Gateway officials aim to reduce unnecessary paper use
Technology is outpacing paper products at Gateway as administrators, teachers and elected officials work to save taxpayers' money and a few trees in the process.
District officials project a 30-percent reduction in the amount of paper that's purchased this year, Gateway business director Paul Schott said.
Information that was mailed to parents now is communicated with an email blast or a districtwide phone call, district spokeswoman Cara Zanella said.
Individualized online pass codes at every grade level this year will allow parents to check grades and notifications pertaining to their child online, Zanella said.
Agenda packets for school directors were replaced with iPad tablets; the annual budget now is distributed in PDF form.
Administrators are asked to use online drop boxes to share documents and to use both sides of paper if they have to make copies, Zanella said.
“We are asked to stop and think, do we need a paper copy?” Zanella said.
“We're learning to think out of the box.”
Kyle Lawson is a staff writer for Trib Total Media. He can be reached at 412-856-7400, ext. 8755, or firstname.lastname@example.org.
Show commenting policy
TribLive commenting policy
You are solely responsible for your comments and by using TribLive.com you agree to our Terms of Service.
We moderate comments. Our goal is to provide substantive commentary for a general readership. By screening submissions, we provide a space where readers can share intelligent and informed commentary that enhances the quality of our news and information.

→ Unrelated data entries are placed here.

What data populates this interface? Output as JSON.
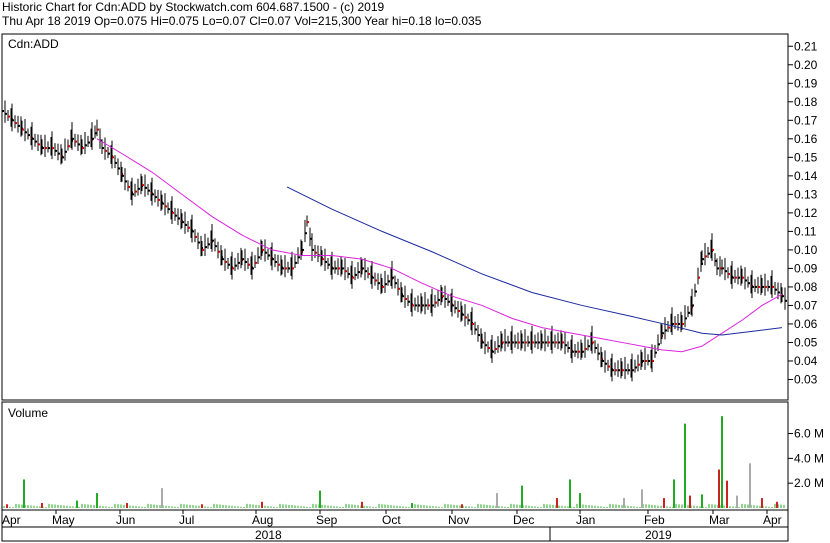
{
  "header": {
    "line1": "Historic Chart for Cdn:ADD by Stockwatch.com 604.687.1500 - (c) 2019",
    "line2": "Thu Apr 18 2019   Op=0.075   Hi=0.075   Lo=0.07   Cl=0.07   Vol=215,300   Year hi=0.18   lo=0.035"
  },
  "colors": {
    "up_bar": "#000000",
    "down_bar": "#cc0000",
    "ma_short": "#dd22dd",
    "ma_long": "#1a2aa0",
    "vol_up": "#22aa22",
    "vol_down": "#cc2222",
    "vol_flat": "#aaaaaa"
  },
  "chart_data": [
    {
      "type": "ohlc",
      "title": "Cdn:ADD",
      "ylim": [
        0.02,
        0.215
      ],
      "y_ticks": [
        "0.21",
        "0.20",
        "0.19",
        "0.18",
        "0.17",
        "0.16",
        "0.15",
        "0.14",
        "0.13",
        "0.12",
        "0.11",
        "0.10",
        "0.09",
        "0.08",
        "0.07",
        "0.06",
        "0.05",
        "0.04",
        "0.03"
      ],
      "x_labels": [
        "Apr",
        "May",
        "Jun",
        "Jul",
        "Aug",
        "Sep",
        "Oct",
        "Nov",
        "Dec",
        "Jan",
        "Feb",
        "Mar",
        "Apr"
      ],
      "years": [
        "2018",
        "2019"
      ],
      "series": [
        {
          "name": "price_points",
          "x": [
            0,
            10,
            20,
            30,
            40,
            50,
            60,
            70,
            80,
            90,
            95,
            100,
            110,
            120,
            130,
            140,
            150,
            160,
            170,
            180,
            190,
            200,
            210,
            220,
            230,
            240,
            250,
            260,
            270,
            280,
            290,
            300,
            305,
            310,
            320,
            330,
            340,
            350,
            360,
            370,
            380,
            390,
            400,
            410,
            420,
            430,
            440,
            450,
            460,
            470,
            480,
            490,
            500,
            510,
            520,
            530,
            540,
            550,
            560,
            570,
            580,
            590,
            600,
            610,
            620,
            630,
            640,
            650,
            660,
            670,
            680,
            690,
            700,
            710,
            715,
            720,
            730,
            740,
            750,
            760,
            770,
            780,
            786
          ],
          "values": [
            0.175,
            0.17,
            0.165,
            0.16,
            0.155,
            0.155,
            0.15,
            0.16,
            0.155,
            0.16,
            0.165,
            0.155,
            0.15,
            0.14,
            0.13,
            0.135,
            0.13,
            0.125,
            0.12,
            0.115,
            0.11,
            0.1,
            0.105,
            0.095,
            0.09,
            0.095,
            0.09,
            0.1,
            0.095,
            0.09,
            0.09,
            0.1,
            0.115,
            0.1,
            0.095,
            0.09,
            0.09,
            0.085,
            0.09,
            0.085,
            0.08,
            0.085,
            0.075,
            0.07,
            0.07,
            0.07,
            0.075,
            0.07,
            0.065,
            0.06,
            0.05,
            0.045,
            0.05,
            0.05,
            0.05,
            0.05,
            0.05,
            0.05,
            0.05,
            0.045,
            0.045,
            0.05,
            0.04,
            0.035,
            0.035,
            0.035,
            0.04,
            0.04,
            0.055,
            0.06,
            0.06,
            0.07,
            0.095,
            0.1,
            0.09,
            0.09,
            0.085,
            0.085,
            0.08,
            0.08,
            0.08,
            0.075,
            0.07
          ]
        }
      ],
      "moving_averages": [
        {
          "name": "short",
          "x": [
            95,
            120,
            150,
            180,
            210,
            240,
            270,
            300,
            330,
            360,
            390,
            420,
            450,
            480,
            510,
            540,
            570,
            600,
            630,
            660,
            680,
            700,
            720,
            740,
            760,
            780
          ],
          "values": [
            0.16,
            0.152,
            0.142,
            0.13,
            0.118,
            0.108,
            0.1,
            0.097,
            0.097,
            0.095,
            0.09,
            0.082,
            0.075,
            0.07,
            0.063,
            0.058,
            0.055,
            0.052,
            0.049,
            0.046,
            0.045,
            0.048,
            0.055,
            0.062,
            0.07,
            0.076
          ]
        },
        {
          "name": "long",
          "x": [
            285,
            330,
            380,
            430,
            480,
            530,
            580,
            630,
            670,
            700,
            720,
            750,
            780
          ],
          "values": [
            0.134,
            0.122,
            0.11,
            0.099,
            0.087,
            0.077,
            0.07,
            0.064,
            0.059,
            0.055,
            0.054,
            0.056,
            0.058
          ]
        }
      ]
    },
    {
      "type": "bar",
      "title": "Volume",
      "ylim": [
        0,
        8.3
      ],
      "y_ticks": [
        "6.0 M",
        "4.0 M",
        "2.0 M"
      ],
      "bars": [
        {
          "x": 5,
          "v": 0.3,
          "c": "down"
        },
        {
          "x": 22,
          "v": 2.3,
          "c": "up"
        },
        {
          "x": 40,
          "v": 0.4,
          "c": "down"
        },
        {
          "x": 75,
          "v": 0.6,
          "c": "up"
        },
        {
          "x": 95,
          "v": 1.2,
          "c": "up"
        },
        {
          "x": 125,
          "v": 0.4,
          "c": "down"
        },
        {
          "x": 160,
          "v": 1.6,
          "c": "flat"
        },
        {
          "x": 200,
          "v": 0.3,
          "c": "down"
        },
        {
          "x": 260,
          "v": 0.5,
          "c": "down"
        },
        {
          "x": 318,
          "v": 1.4,
          "c": "up"
        },
        {
          "x": 360,
          "v": 0.5,
          "c": "down"
        },
        {
          "x": 410,
          "v": 0.4,
          "c": "up"
        },
        {
          "x": 460,
          "v": 0.3,
          "c": "down"
        },
        {
          "x": 495,
          "v": 1.2,
          "c": "flat"
        },
        {
          "x": 520,
          "v": 1.8,
          "c": "up"
        },
        {
          "x": 555,
          "v": 0.8,
          "c": "down"
        },
        {
          "x": 568,
          "v": 2.3,
          "c": "up"
        },
        {
          "x": 578,
          "v": 1.2,
          "c": "up"
        },
        {
          "x": 622,
          "v": 0.8,
          "c": "flat"
        },
        {
          "x": 640,
          "v": 1.5,
          "c": "flat"
        },
        {
          "x": 662,
          "v": 0.8,
          "c": "down"
        },
        {
          "x": 672,
          "v": 2.3,
          "c": "up"
        },
        {
          "x": 683,
          "v": 6.8,
          "c": "up"
        },
        {
          "x": 688,
          "v": 1.0,
          "c": "down"
        },
        {
          "x": 700,
          "v": 1.1,
          "c": "up"
        },
        {
          "x": 717,
          "v": 3.1,
          "c": "down"
        },
        {
          "x": 720,
          "v": 7.4,
          "c": "up"
        },
        {
          "x": 725,
          "v": 2.2,
          "c": "down"
        },
        {
          "x": 735,
          "v": 1.0,
          "c": "flat"
        },
        {
          "x": 748,
          "v": 3.6,
          "c": "flat"
        },
        {
          "x": 760,
          "v": 0.8,
          "c": "down"
        },
        {
          "x": 775,
          "v": 0.5,
          "c": "down"
        }
      ]
    }
  ]
}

While most comments will be posted if they are on-topic and not abusive, moderating decisions are subjective. We will make them as carefully and consistently as we can. Because of the volume of reader comments, we cannot review individual moderation decisions with readers.
We value thoughtful comments representing a range of views that make their point quickly and politely. We make an effort to protect discussions from repeated comments either by the same reader or different readers.
We follow the same standards for taste as the daily newspaper. A few things we won't tolerate: personal attacks, obscenity, vulgarity, profanity (including expletives and letters followed by dashes), commercial promotion, impersonations, incoherence, proselytizing and SHOUTING. Don't include URLs to Web sites.
We do not edit comments. They are either approved or deleted. We reserve the right to edit a comment that is quoted or excerpted in an article. In this case, we may fix spelling and punctuation.
We welcome strong opinions and criticism of our work, but we don't want comments to become bogged down with discussions of our policies and we will moderate accordingly.
We appreciate it when readers and people quoted in articles or blog posts point out errors of fact or emphasis and will investigate all assertions. But these suggestions should be sent via e-mail. To avoid distracting other readers, we won't publish comments that suggest a correction. Instead, corrections will be made in a blog post or in an article.
- North American Martyrs expands classroom technology in Monroeville
- Monroeville could hire two code enforcers in 2016
- Surveillance video eyed for clues in Plum school bus theft, crash in Monroeville
- Monroeville salt, plow crews get ready for snow season
- Gateway board decides against seeking solicitor offers